The main conclusion of the study is that thousands, and perhaps tens of thousands, of otherwise eligible people were deterred from voting by the ID law,” he continued. “An eligible voter who cannot vote because of the ID law is disenfranchised, and that in itself is a serious harm to the integrity to the electoral process.”

Hillary Clinton lost Wisconsin by 22,748 votes in the 2016 general election—a margin of one percent—in a state that leans Democratic.
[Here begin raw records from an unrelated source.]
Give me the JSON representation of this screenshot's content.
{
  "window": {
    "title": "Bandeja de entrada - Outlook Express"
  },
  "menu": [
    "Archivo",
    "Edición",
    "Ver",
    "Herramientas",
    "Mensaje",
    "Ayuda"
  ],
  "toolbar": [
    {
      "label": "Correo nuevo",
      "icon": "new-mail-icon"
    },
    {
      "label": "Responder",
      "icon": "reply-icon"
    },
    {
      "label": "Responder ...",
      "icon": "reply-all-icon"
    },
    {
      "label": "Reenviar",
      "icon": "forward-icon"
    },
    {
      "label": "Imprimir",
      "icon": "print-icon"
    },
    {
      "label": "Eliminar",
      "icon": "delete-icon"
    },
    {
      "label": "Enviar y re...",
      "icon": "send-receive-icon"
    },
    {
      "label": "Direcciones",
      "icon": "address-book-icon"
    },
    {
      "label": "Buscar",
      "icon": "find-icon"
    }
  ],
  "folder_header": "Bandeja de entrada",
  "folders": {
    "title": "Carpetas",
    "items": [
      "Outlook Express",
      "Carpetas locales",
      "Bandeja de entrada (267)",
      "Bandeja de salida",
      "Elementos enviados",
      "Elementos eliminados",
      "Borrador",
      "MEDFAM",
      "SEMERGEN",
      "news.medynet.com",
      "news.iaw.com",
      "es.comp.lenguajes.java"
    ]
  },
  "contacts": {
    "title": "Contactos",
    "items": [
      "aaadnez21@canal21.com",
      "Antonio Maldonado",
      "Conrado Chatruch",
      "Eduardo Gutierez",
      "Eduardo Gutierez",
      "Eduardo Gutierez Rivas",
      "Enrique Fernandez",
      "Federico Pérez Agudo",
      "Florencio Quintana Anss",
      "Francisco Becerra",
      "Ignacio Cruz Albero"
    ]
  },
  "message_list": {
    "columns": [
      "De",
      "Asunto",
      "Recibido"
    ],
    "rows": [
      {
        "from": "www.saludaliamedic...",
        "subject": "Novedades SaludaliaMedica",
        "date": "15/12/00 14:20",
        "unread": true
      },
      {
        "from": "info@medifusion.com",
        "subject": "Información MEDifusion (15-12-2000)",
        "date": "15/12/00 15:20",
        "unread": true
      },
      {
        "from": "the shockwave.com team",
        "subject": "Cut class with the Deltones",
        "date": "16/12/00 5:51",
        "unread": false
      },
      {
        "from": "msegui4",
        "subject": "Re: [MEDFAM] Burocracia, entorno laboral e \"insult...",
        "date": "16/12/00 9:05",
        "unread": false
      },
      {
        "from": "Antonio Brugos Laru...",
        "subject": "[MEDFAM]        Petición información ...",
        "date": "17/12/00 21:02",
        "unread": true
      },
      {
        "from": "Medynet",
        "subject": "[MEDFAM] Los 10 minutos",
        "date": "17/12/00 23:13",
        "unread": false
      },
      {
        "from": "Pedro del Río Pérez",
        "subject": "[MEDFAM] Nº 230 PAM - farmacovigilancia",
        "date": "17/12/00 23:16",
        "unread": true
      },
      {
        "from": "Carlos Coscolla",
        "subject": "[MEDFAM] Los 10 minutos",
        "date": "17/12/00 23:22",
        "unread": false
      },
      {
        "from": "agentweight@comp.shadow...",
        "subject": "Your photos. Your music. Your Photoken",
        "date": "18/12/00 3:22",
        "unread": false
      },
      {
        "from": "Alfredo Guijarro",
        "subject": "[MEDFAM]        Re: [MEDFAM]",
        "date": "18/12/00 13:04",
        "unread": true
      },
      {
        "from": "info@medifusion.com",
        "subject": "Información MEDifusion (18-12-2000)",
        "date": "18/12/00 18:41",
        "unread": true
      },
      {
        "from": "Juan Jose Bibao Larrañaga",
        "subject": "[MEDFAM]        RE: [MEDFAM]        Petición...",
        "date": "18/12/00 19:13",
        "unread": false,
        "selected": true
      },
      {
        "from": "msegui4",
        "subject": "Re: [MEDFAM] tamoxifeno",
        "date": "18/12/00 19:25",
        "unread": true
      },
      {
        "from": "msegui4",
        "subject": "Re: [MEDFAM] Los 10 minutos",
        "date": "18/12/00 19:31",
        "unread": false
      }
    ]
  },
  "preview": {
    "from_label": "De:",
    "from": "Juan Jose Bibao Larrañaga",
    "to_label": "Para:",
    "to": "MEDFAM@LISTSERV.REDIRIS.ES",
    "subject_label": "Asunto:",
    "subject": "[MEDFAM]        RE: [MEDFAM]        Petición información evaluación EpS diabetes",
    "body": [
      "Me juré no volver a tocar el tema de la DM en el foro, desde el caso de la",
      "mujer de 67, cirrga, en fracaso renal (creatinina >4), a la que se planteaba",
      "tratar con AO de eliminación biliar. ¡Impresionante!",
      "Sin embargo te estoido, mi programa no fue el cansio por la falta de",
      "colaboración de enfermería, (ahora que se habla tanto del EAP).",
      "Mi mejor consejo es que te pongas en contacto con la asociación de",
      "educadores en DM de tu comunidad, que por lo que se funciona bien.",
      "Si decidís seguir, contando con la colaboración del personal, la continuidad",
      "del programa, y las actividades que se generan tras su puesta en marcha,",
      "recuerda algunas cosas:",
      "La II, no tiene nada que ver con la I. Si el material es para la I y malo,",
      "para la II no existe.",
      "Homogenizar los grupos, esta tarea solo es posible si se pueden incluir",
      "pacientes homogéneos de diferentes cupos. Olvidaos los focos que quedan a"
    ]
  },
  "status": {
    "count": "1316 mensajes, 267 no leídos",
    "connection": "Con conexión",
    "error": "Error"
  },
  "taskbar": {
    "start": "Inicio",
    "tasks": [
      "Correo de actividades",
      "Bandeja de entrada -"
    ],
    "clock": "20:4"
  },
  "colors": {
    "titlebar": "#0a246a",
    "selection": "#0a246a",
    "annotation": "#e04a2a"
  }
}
Though it’s hard to estimate what effect voter suppression had on her loss, in May she claimed that an estimated “200,000 people in Wisconsin were either denied or chilled in their efforts to vote,” a statement that Politifact has rated “mostly false.” Mayer’s study doesn’t say how voter suppression may have impacted Clinton, but it does add to criticisms of voter ID laws that argue they use the boogeyman of voter fraud as a way to suppress minority votes.